The Grabe observation (you will see it is related to the issue above) – it seems that more and more students at all level are being discouraged from exploration. The idea is to be efficient and move on. College costs are high and this discourages college students from taking “extra courses” and colleges are pressured to reduce the credits for a degree. More importantly, many high schools are allowing and encouraging students to take “dual enrollment” or other early college courses. So rather than explore and experiment (say be taking a programming course), a high school senior might find a way to take say Introduction to Psychology as such courses meet a general education requirement at nearly all colleges. It is about the money. All of this runs contrary to what we know about the developmental stage of college students (see Marcia’s work on Ego Identity) much less the maturity of high school students.

This may be one of those foolish things that seems logical to so many. Most college students change their majors. Many change multiple times. The notion that high school juniors know where their lives are going is misguided and assuming you are going to be lawyer, doctor, engineer or whatever is actually a bad bet when you are 16-17. It would actually make more sense to experiment and explore in high school when you are not paying by the credits. Even colleges used to require a diversity of course from multiple categories knowing that students should be exposed to topics they may not take if left to their own decision making. Pressure to do education on the cheap has led to a reversal of some of these assumptions. Get out and get a job while spending as little as possible now seems to be the guiding principle. I have spent time advising too many upper division college students who complain about credits they can’t use to think this is a good idea.

Was, might be, WHY

ISTE is working on a revision of Standards for Students. A draft is available online and you are invited to provide comments.

I must admit I am neither pro nor con when it comes to standards. To me, standards are vague and lack the specificity of examples and expected frequency  that actually matter when it comes to implementation. What qualifies as an experience meeting some expectation and how frequently are students to have such experiences.

As a potential consumer of these standards (assume I shape educational experiences for future educators and want to do the right thing in focusing this preparation), here is what would be helpful to me:

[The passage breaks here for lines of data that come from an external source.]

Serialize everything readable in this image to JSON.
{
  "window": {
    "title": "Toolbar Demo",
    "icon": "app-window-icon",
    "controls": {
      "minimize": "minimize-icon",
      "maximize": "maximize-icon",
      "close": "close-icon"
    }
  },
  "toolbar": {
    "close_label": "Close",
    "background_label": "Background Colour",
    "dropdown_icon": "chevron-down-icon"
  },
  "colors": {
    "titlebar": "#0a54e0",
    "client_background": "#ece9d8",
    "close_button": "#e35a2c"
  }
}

  • What has changed – this is the what was and what might be? I have considered making this an assignment for the students I work with – here is a copy of the existing standards and here is a copy of the proposed standards, what has changed?
  • Why are these changes justified? I cannot help asking this question. I came to my interest in educational technology as an educational psychologist and educational researcher. I want to know why changes are made. Are these “trending topics” or is there research support for these topics? Just tell me what citations I should read. I want to offer these sources to the potential instructional designers I work with.